“One day I might need the community to come and help me.”
“There are jobs that need to be done.”
Lang Lang’s Brigade’s Gordon Sampson is modest about what has helped motivate him to devote so much of his time and effort to his community.
Having already been awarded with a rare CFA lifetime membership, Gordon was recognised with a prestigious Medal of the Order of Australia (OAM) at the recent Queen’s Birthday Honours.
Gordon’s impressive resume of giving back to the community spans more than 50 years. Along with his CFA service Gordon has been involved with the Rotary Club of Koo Wee Rup/Lang Lang, the Lang Lang Community Bank and the Lang Lang Pastoral, Agricultural and Historical Society just to name a few!
Gordon has lived in Lang Lang for all of his life and for much of it he has been a member of the Lang Lang Brigade for much of that time.
Gordon held the position of Captain for a remarkable 27 years, and says of the achievement:

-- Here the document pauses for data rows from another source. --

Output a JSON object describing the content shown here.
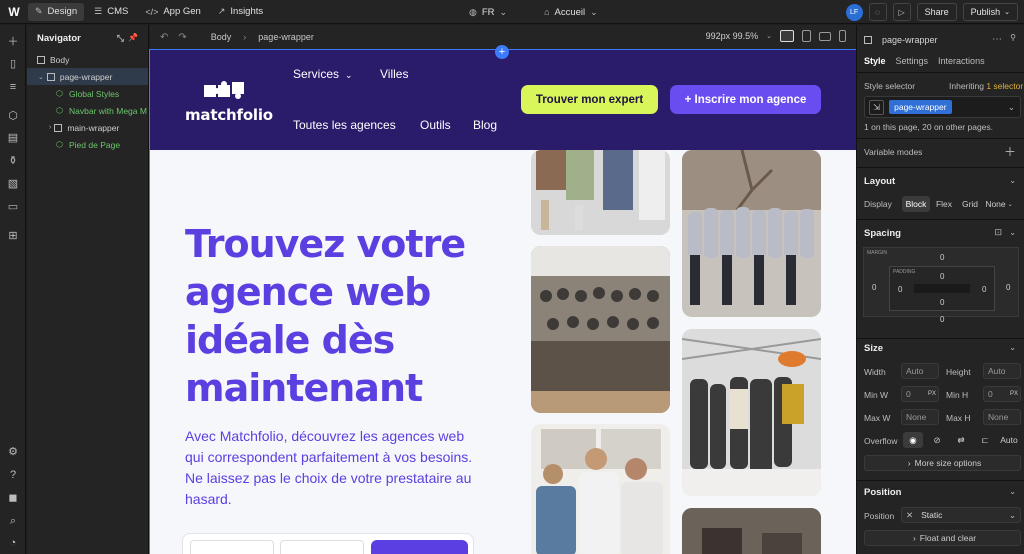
{
  "topbar": {
    "logo": "W",
    "modes": [
      {
        "label": "Design",
        "icon": "pencil-icon",
        "active": true
      },
      {
        "label": "CMS",
        "icon": "database-icon",
        "active": false
      },
      {
        "label": "App Gen",
        "icon": "code-icon",
        "active": false
      },
      {
        "label": "Insights",
        "icon": "chart-icon",
        "active": false
      }
    ],
    "locale": "FR",
    "page": "Accueil",
    "avatar": "LF",
    "share_label": "Share",
    "publish_label": "Publish"
  },
  "navigator": {
    "title": "Navigator",
    "tree": [
      {
        "label": "Body",
        "indent": 0,
        "kind": "box"
      },
      {
        "label": "page-wrapper",
        "indent": 1,
        "kind": "box",
        "selected": true
      },
      {
        "label": "Global Styles",
        "indent": 2,
        "kind": "component"
      },
      {
        "label": "Navbar with Mega M",
        "indent": 2,
        "kind": "component"
      },
      {
        "label": "main-wrapper",
        "indent": 2,
        "kind": "box"
      },
      {
        "label": "Pied de Page",
        "indent": 2,
        "kind": "component"
      }
    ]
  },
  "canvas_bar": {
    "breadcrumb": [
      "Body",
      "page-wrapper"
    ],
    "breakpoint": "992px 99.5%"
  },
  "site": {
    "brand": "matchfolio",
    "nav": {
      "services": "Services",
      "villes": "Villes",
      "agences": "Toutes les agences",
      "outils": "Outils",
      "blog": "Blog"
    },
    "cta_primary": "Trouver mon expert",
    "cta_secondary": "+ Inscrire mon agence",
    "hero_title": "Trouvez votre agence web idéale dès maintenant",
    "hero_text": "Avec Matchfolio, découvrez les agences web qui correspondent parfaitement à vos besoins. Ne laissez pas le choix de votre prestataire au hasard."
  },
  "panel": {
    "element": "page-wrapper",
    "tabs": [
      "Style",
      "Settings",
      "Interactions"
    ],
    "style_selector_label": "Style selector",
    "inheriting": "Inheriting",
    "inheriting_count": "1 selector",
    "selector_chip": "page-wrapper",
    "usage_note": "1 on this page, 20 on other pages.",
    "variable_modes": "Variable modes",
    "layout": {
      "title": "Layout",
      "display_label": "Display",
      "options": [
        "Block",
        "Flex",
        "Grid",
        "None"
      ]
    },
    "spacing": {
      "title": "Spacing",
      "margin_label": "MARGIN",
      "padding_label": "PADDING",
      "value": "0"
    },
    "size": {
      "title": "Size",
      "width": "Width",
      "height": "Height",
      "min_w": "Min W",
      "min_h": "Min H",
      "max_w": "Max W",
      "max_h": "Max H",
      "auto": "Auto",
      "none": "None",
      "zero": "0",
      "px": "PX",
      "overflow": "Overflow",
      "overflow_auto": "Auto",
      "more": "More size options"
    },
    "position": {
      "title": "Position",
      "label": "Position",
      "value": "Static",
      "float": "Float and clear"
    }
  }
}
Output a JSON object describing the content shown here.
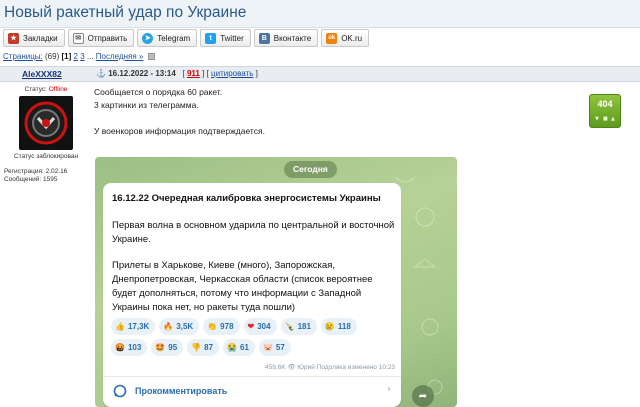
{
  "page": {
    "title": "Новый ракетный удар по Украине"
  },
  "share": {
    "buttons": [
      {
        "label": "Закладки",
        "icon": "bookmark-icon",
        "color": "#c0392b",
        "glyph": "★"
      },
      {
        "label": "Отправить",
        "icon": "mail-icon",
        "color": "#ffffff",
        "glyph": "✉"
      },
      {
        "label": "Telegram",
        "icon": "telegram-icon",
        "color": "#2aa3df",
        "glyph": "➤"
      },
      {
        "label": "Twitter",
        "icon": "twitter-icon",
        "color": "#1da1f2",
        "glyph": "t"
      },
      {
        "label": "Вконтакте",
        "icon": "vk-icon",
        "color": "#4c75a3",
        "glyph": "B"
      },
      {
        "label": "OK.ru",
        "icon": "ok-icon",
        "color": "#ee8208",
        "glyph": "ok"
      }
    ]
  },
  "pagination": {
    "label": "Страницы:",
    "total": "(69)",
    "current": "[1]",
    "page2": "2",
    "page3": "3",
    "ellipsis": "...",
    "last": "Последняя »"
  },
  "post": {
    "author": "AleXXX82",
    "datetime": "16.12.2022 - 13:14",
    "post_number_open": "[",
    "post_number": "911",
    "post_number_close": "]",
    "quote_open": "[",
    "quote_label": "цитировать",
    "quote_close": "]",
    "text_lines": [
      "Сообщается о порядка 60 ракет.",
      "3 картинки из телеграмма.",
      "",
      "У военкоров информация подтверждается."
    ],
    "rating": "404"
  },
  "user": {
    "status_label": "Статус:",
    "status_value": "Offline",
    "blocked": "Статус заблокирован",
    "registration": "Регистрация: 2.02.16",
    "messages": "Сообщений: 1595"
  },
  "telegram": {
    "date_pill": "Сегодня",
    "title": "16.12.22 Очередная калибровка энергосистемы Украины",
    "paragraph1": "Первая волна в основном ударила по центральной и восточной Украине.",
    "paragraph2": "Прилеты в Харькове, Киеве (много), Запорожская, Днепропетровская, Черкасская области (список вероятнее будет дополняться, потому что информации с Западной Украины пока нет, но ракеты туда пошли)",
    "reactions_row1": [
      {
        "emoji": "👍",
        "count": "17,3K"
      },
      {
        "emoji": "🔥",
        "count": "3,5K"
      },
      {
        "emoji": "👏",
        "count": "978"
      },
      {
        "emoji": "❤",
        "count": "304"
      },
      {
        "emoji": "🍾",
        "count": "181"
      },
      {
        "emoji": "😢",
        "count": "118"
      }
    ],
    "reactions_row2": [
      {
        "emoji": "🤬",
        "count": "103"
      },
      {
        "emoji": "🤩",
        "count": "95"
      },
      {
        "emoji": "👎",
        "count": "87"
      },
      {
        "emoji": "😭",
        "count": "61"
      },
      {
        "emoji": "🐷",
        "count": "57"
      }
    ],
    "footer": "459,6K 👁 Юрий Подоляка  изменено 10:23",
    "comment_label": "Прокомментировать"
  }
}
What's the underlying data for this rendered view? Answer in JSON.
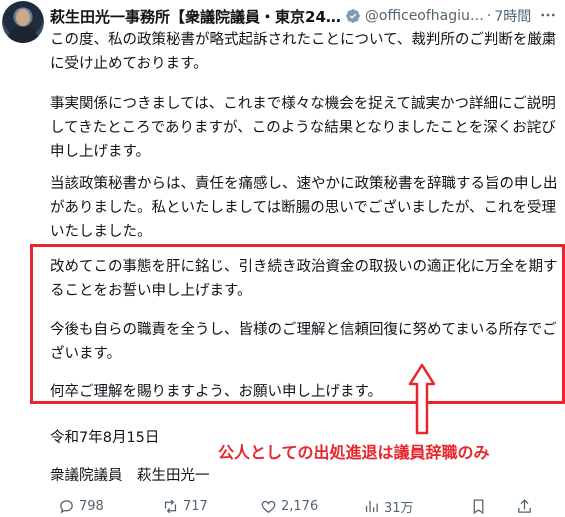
{
  "post": {
    "author_name": "萩生田光一事務所【衆議院議員・東京24…",
    "handle": "@officeofhagiu…",
    "separator": "·",
    "time": "7時間",
    "paragraphs": [
      "この度、私の政策秘書が略式起訴されたことについて、裁判所のご判断を厳粛に受け止めております。",
      "事実関係につきましては、これまで様々な機会を捉えて誠実かつ詳細にご説明してきたところでありますが、このような結果となりましたことを深くお詫び申し上げます。",
      "当該政策秘書からは、責任を痛感し、速やかに政策秘書を辞職する旨の申し出がありました。私といたしましては断腸の思いでございましたが、これを受理いたしました。",
      "改めてこの事態を肝に銘じ、引き続き政治資金の取扱いの適正化に万全を期することをお誓い申し上げます。",
      "今後も自らの職責を全うし、皆様のご理解と信頼回復に努めてまいる所存でございます。",
      "何卒ご理解を賜りますよう、お願い申し上げます。"
    ],
    "date": "令和7年8月15日",
    "signature": "衆議院議員　萩生田光一"
  },
  "annotation": {
    "text": "公人としての出処進退は議員辞職のみ",
    "color": "#e8262d"
  },
  "actions": {
    "replies": "798",
    "reposts": "717",
    "likes": "2,176",
    "views": "31万"
  },
  "icons": [
    "verified-icon",
    "more-icon",
    "reply-icon",
    "repost-icon",
    "like-icon",
    "views-icon",
    "bookmark-icon",
    "share-icon"
  ],
  "colors": {
    "text": "#0f1419",
    "muted": "#536471",
    "verified": "#829aab"
  }
}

“Well I must have been doing something right because they kept voting me back in.”
“I took it all in my stride.”
Gordon was also Brigade President for 20 years and Treasurer for 11 years and says being self-employed made being an active member of the Brigade easier.
“It meant that I could turn out to incidents during the day.”

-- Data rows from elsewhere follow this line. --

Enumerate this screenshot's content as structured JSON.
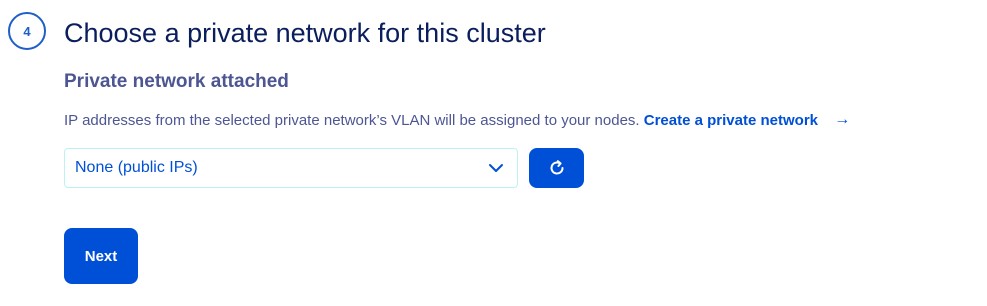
{
  "step": {
    "number": "4",
    "title": "Choose a private network for this cluster"
  },
  "section": {
    "title": "Private network attached",
    "description": "IP addresses from the selected private network’s VLAN will be assigned to your nodes.",
    "create_link_label": "Create a private network",
    "create_link_arrow": "→"
  },
  "network_select": {
    "selected_value": "None (public IPs)",
    "icon": "chevron-down-icon"
  },
  "refresh_button": {
    "icon": "refresh-icon"
  },
  "actions": {
    "next_label": "Next"
  },
  "colors": {
    "primary": "#0050d7",
    "heading": "#0a1d5c",
    "text": "#4d5693",
    "select_border": "#bef1f1"
  }
}
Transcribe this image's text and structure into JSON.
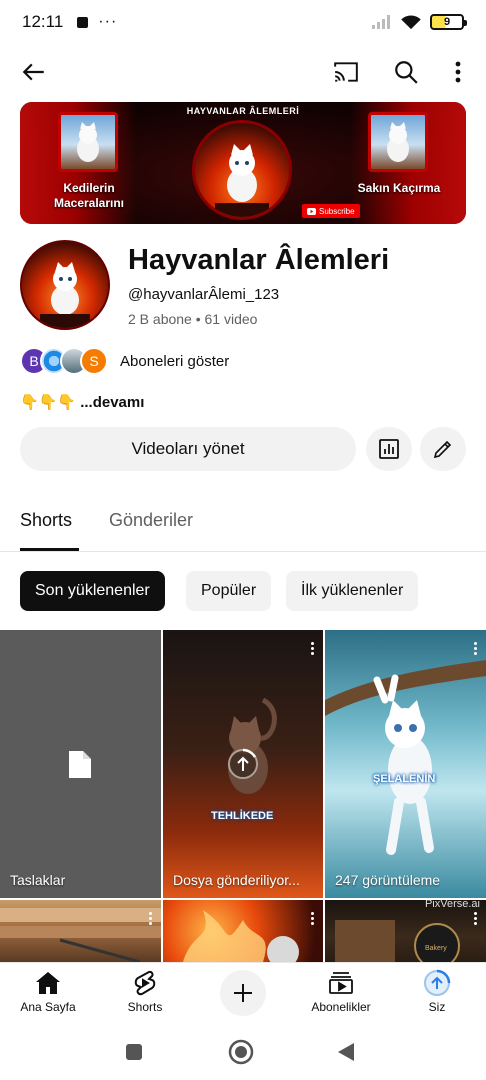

With many years in CFA and having attended countless incidents under his belt there are a few that stand out for Gordon.
As a Deputy Group Officer Gordon was charged with leading a strike team to the New South Wales.
“There was a massive fire threatening the Bulga National Park near Lithgow, close to a coal mine.
It was vital that the fire didn’t entire the coal mine, as it would’ve been a pretty bad situation, similar what happened with Hazelwood recently.
“We managed to create a fire break and stopped it getting into the mine.”
“It was tedious at times, but we were successful in the end which was the main thing.”
Gordon was also involved in the Ash Wednesday fires, leading Lang Lang’s second strike team into the fire ground.
“I was responsible for leading a group of young people, for many of them it was their first experience on the fire ground.
“By the time we got there we were mostly doing blacking out. We ran two sessions from 5pm through to 5am the next day.
“There was a lot of blacking out and clean-up work to be done.”
Another memorable incident that stands out for Gordon was the Channel 7 chopper crash in 1982.
“They had deviated to Lang Lang from covering another story.”
The chopper crashed while attempting to film a car accident in Lang Lang, unfortunately killing all five passengers on board.
When asked what his family think about him devoting so much of his life to others in the community Gordon says,
“They must’ve thought I did alright because they’re the ones that nominated me.”
Gordon’s wife and two sons nominated him for the award.